Material for this exercise
----

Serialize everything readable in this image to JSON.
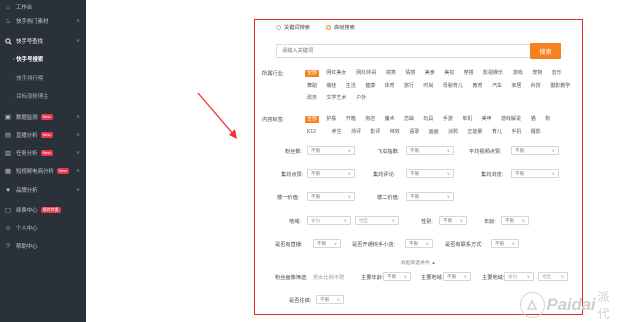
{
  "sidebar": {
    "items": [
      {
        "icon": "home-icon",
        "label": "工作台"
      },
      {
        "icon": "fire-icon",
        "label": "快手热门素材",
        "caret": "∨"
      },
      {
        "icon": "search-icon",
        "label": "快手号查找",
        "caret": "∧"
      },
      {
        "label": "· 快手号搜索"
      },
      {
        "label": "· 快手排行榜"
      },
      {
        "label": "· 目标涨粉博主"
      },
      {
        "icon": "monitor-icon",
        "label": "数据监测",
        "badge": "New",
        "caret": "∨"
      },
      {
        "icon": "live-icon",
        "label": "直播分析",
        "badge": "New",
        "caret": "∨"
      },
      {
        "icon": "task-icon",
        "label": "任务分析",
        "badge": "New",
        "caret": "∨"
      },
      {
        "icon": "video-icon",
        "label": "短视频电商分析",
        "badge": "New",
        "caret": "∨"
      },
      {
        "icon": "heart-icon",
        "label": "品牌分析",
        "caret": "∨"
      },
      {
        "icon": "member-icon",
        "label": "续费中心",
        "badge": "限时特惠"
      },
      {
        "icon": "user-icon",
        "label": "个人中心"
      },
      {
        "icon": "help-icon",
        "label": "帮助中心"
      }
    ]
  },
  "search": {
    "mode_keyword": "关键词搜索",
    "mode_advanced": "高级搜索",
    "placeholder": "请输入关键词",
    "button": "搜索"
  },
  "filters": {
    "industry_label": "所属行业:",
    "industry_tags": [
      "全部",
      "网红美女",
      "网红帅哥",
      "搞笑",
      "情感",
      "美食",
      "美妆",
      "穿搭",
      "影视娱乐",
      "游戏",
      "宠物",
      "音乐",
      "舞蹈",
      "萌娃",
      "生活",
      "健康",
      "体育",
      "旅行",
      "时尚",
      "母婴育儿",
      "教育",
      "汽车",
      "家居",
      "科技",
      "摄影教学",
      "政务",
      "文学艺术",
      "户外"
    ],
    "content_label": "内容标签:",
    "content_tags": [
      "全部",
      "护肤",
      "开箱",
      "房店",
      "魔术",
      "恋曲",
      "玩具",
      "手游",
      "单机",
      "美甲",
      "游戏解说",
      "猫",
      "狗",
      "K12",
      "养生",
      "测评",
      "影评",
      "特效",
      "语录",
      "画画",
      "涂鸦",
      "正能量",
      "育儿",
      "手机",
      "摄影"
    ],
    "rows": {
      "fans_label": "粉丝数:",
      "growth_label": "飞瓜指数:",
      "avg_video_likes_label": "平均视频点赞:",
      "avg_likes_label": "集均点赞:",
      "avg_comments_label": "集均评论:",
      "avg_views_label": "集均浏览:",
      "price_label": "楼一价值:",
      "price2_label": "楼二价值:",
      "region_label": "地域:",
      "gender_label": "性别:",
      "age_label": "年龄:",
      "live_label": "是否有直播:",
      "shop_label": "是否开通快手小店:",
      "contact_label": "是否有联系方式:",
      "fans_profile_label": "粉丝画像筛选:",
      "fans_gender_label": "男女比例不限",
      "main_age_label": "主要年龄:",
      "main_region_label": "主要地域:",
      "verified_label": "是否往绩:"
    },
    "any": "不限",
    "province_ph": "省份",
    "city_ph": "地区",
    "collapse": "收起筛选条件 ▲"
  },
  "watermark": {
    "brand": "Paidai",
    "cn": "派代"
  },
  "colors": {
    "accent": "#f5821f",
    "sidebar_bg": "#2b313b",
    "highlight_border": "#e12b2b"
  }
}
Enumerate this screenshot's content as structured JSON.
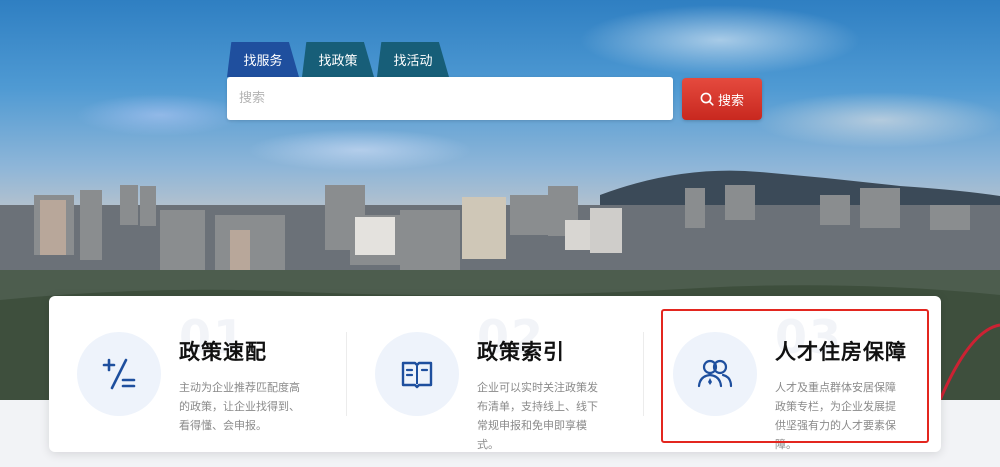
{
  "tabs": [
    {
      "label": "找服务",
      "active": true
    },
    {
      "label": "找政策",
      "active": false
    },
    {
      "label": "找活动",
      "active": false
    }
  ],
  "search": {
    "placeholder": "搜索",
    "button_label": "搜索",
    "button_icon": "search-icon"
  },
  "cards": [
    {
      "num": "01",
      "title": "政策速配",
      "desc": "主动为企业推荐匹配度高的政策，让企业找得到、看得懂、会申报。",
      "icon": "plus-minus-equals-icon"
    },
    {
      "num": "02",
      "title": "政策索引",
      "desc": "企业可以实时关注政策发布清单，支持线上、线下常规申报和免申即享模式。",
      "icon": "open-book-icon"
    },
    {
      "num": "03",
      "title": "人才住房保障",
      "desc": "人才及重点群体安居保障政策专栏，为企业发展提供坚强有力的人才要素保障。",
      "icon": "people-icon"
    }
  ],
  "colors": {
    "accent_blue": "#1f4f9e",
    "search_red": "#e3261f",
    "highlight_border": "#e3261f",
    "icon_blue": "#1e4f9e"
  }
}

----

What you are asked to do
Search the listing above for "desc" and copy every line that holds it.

Exercise answer
      "desc": "主动为企业推荐匹配度高的政策，让企业找得到、看得懂、会申报。",
      "desc": "企业可以实时关注政策发布清单，支持线上、线下常规申报和免申即享模式。",
      "desc": "人才及重点群体安居保障政策专栏，为企业发展提供坚强有力的人才要素保障。",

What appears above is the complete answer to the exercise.